Task to carry out:
Please copy out each line of the entries in which "name" appears.

___

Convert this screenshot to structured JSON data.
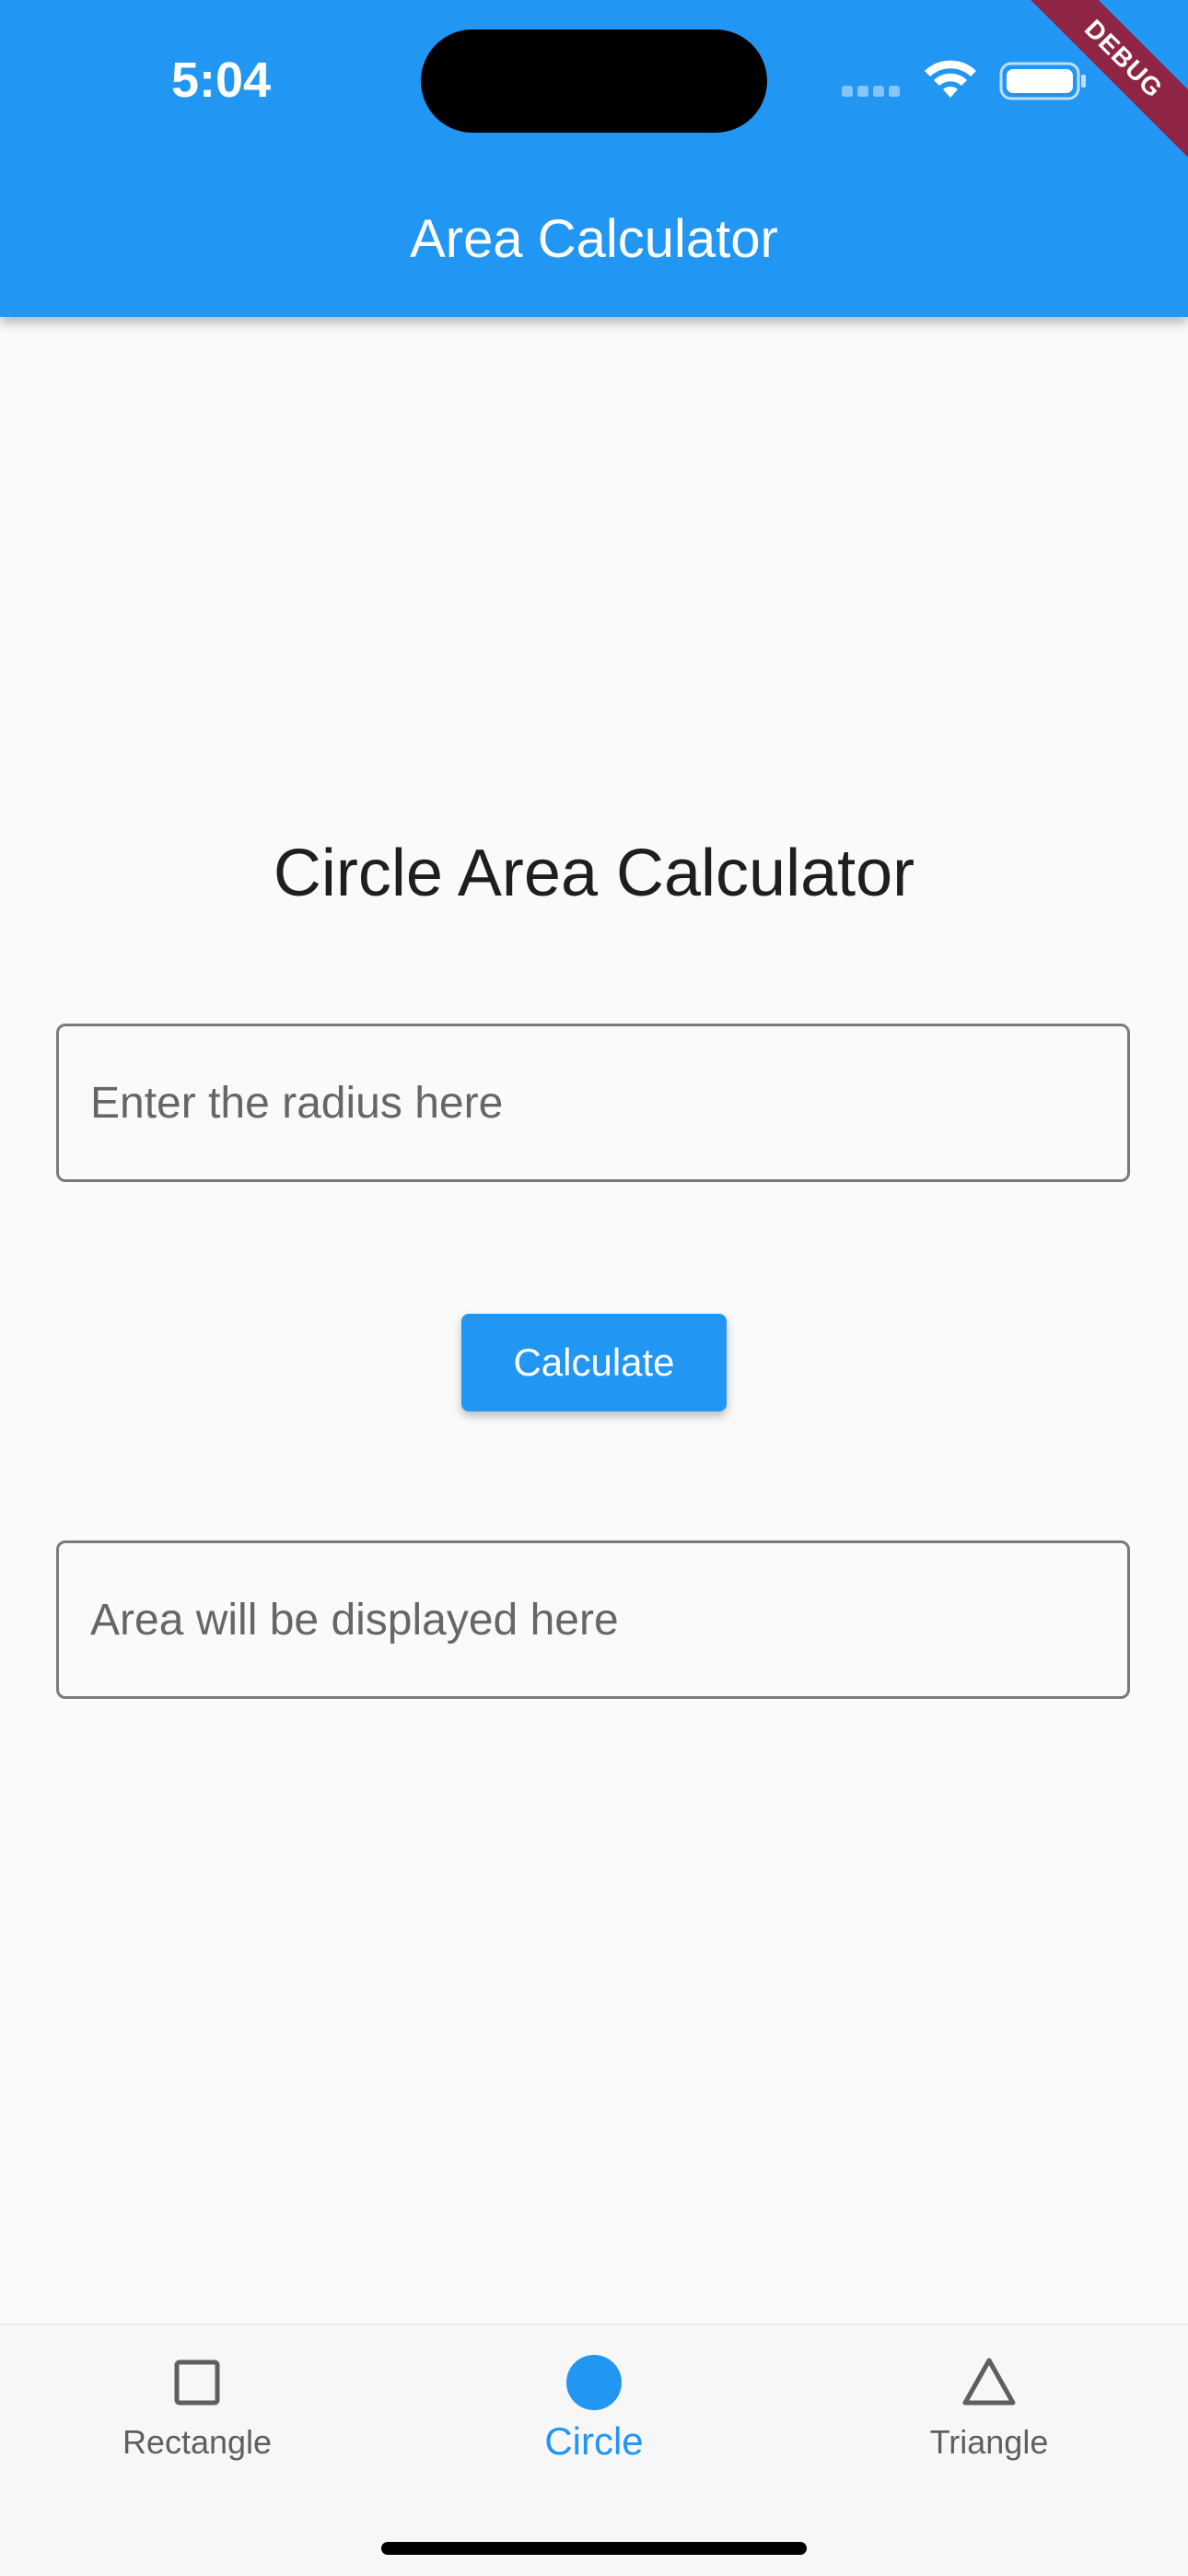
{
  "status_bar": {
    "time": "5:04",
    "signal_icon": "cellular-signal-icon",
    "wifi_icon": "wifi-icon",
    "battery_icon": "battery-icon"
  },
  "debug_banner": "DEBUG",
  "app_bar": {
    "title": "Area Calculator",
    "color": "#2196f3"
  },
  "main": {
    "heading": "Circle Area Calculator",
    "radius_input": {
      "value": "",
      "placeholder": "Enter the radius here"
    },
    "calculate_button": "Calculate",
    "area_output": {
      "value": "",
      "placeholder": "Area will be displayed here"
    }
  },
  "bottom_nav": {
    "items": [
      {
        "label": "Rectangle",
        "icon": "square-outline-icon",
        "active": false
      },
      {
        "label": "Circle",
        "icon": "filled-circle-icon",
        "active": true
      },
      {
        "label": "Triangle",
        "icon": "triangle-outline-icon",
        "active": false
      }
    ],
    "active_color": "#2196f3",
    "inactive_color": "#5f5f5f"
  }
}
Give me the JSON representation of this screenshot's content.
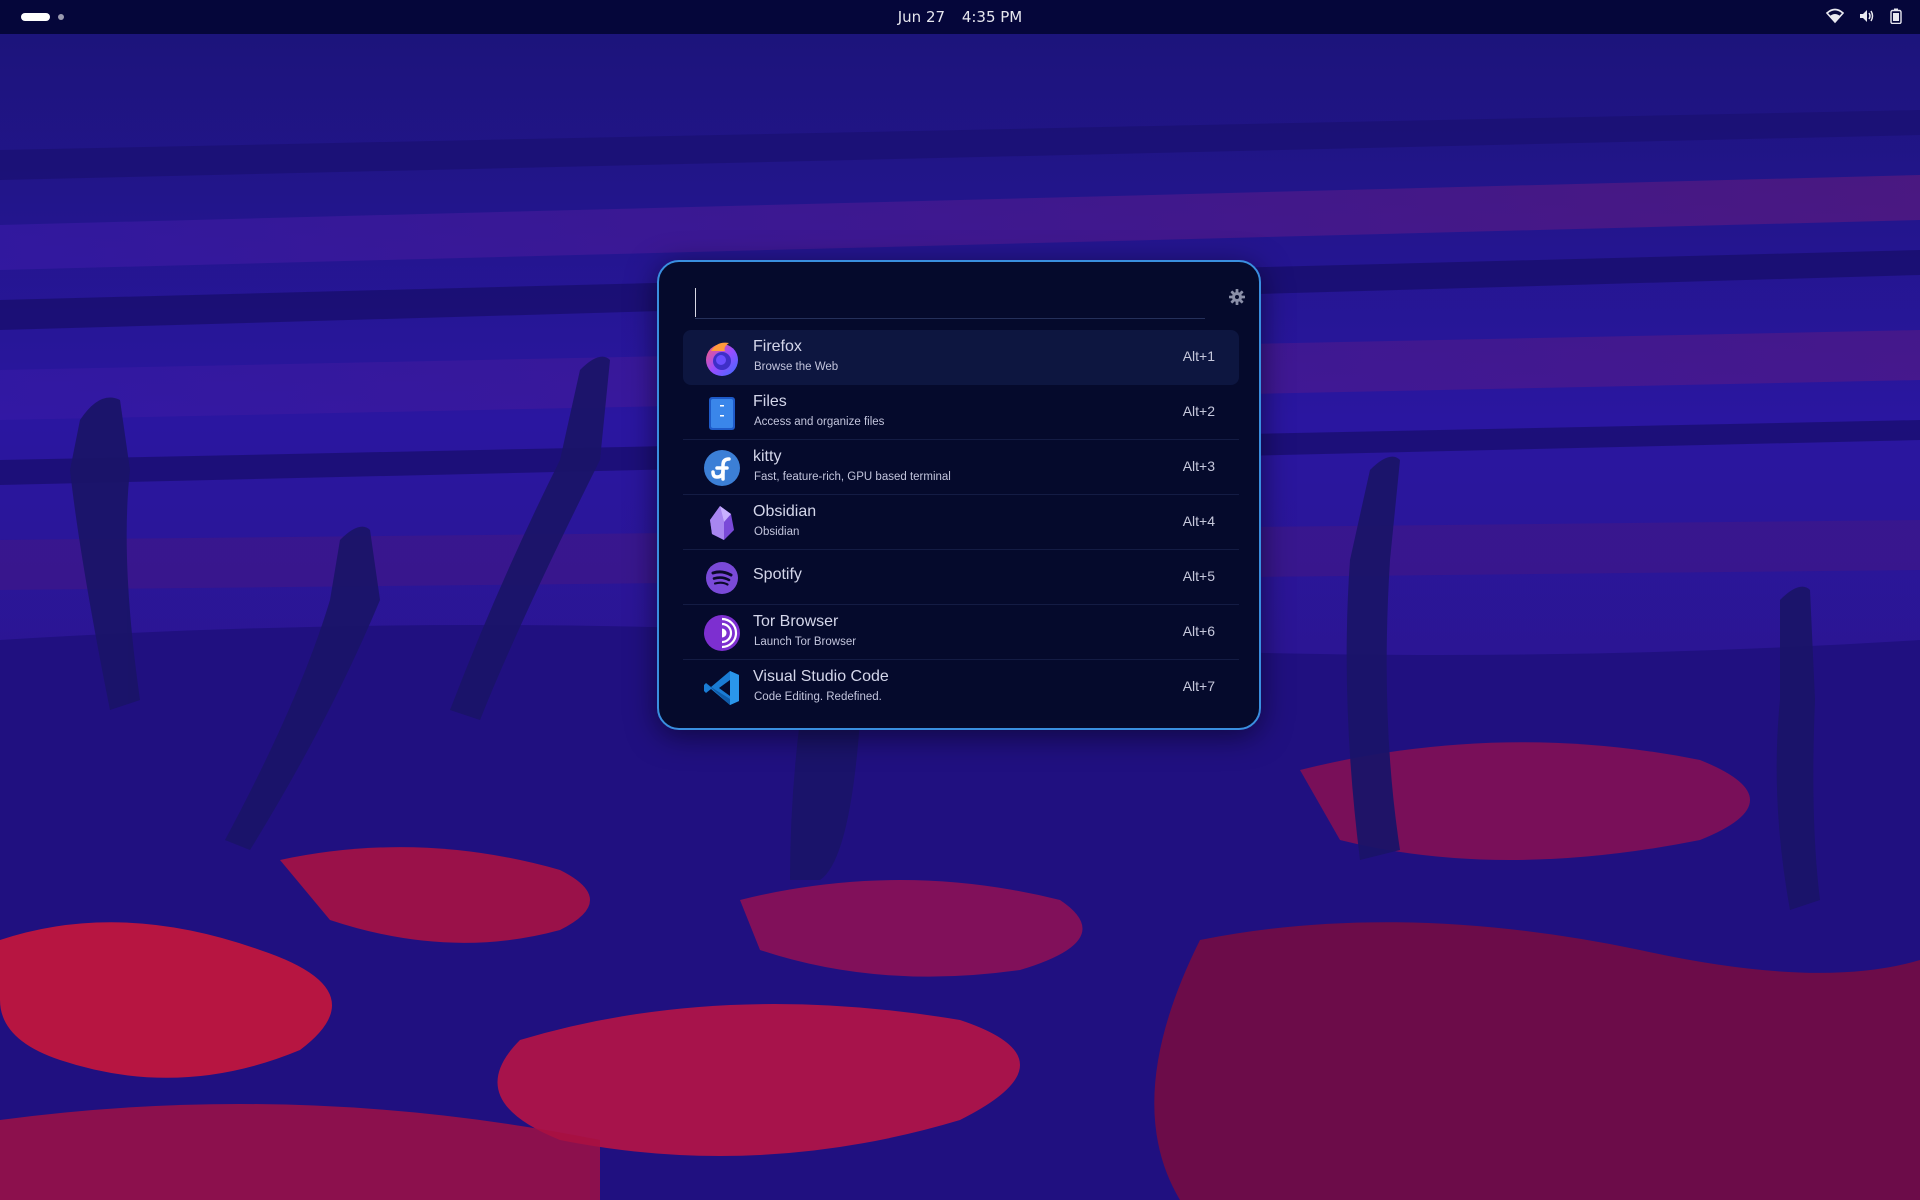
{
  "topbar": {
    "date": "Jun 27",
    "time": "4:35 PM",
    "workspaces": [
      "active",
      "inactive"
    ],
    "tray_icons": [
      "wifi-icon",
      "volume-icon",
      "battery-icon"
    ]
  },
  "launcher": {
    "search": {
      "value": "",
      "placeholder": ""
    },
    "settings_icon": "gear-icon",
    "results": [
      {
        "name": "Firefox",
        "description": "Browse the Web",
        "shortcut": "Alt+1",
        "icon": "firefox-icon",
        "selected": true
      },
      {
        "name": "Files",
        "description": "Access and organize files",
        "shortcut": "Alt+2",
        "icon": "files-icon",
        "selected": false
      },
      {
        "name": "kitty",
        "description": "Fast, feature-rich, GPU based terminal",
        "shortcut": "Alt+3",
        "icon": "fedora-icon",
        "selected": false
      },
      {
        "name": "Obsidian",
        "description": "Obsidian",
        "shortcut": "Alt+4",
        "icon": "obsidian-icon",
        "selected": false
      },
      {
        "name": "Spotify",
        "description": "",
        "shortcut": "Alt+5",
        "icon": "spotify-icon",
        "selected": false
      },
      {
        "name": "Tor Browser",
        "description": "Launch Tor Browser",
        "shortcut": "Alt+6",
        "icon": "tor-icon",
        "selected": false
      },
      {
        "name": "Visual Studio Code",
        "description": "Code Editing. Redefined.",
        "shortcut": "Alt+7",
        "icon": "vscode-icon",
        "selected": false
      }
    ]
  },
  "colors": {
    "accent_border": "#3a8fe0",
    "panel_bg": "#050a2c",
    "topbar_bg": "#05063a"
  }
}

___

Solution for this problem:
        "name": "Firefox",
        "name": "Files",
        "name": "kitty",
        "name": "Obsidian",
        "name": "Spotify",
        "name": "Tor Browser",
        "name": "Visual Studio Code",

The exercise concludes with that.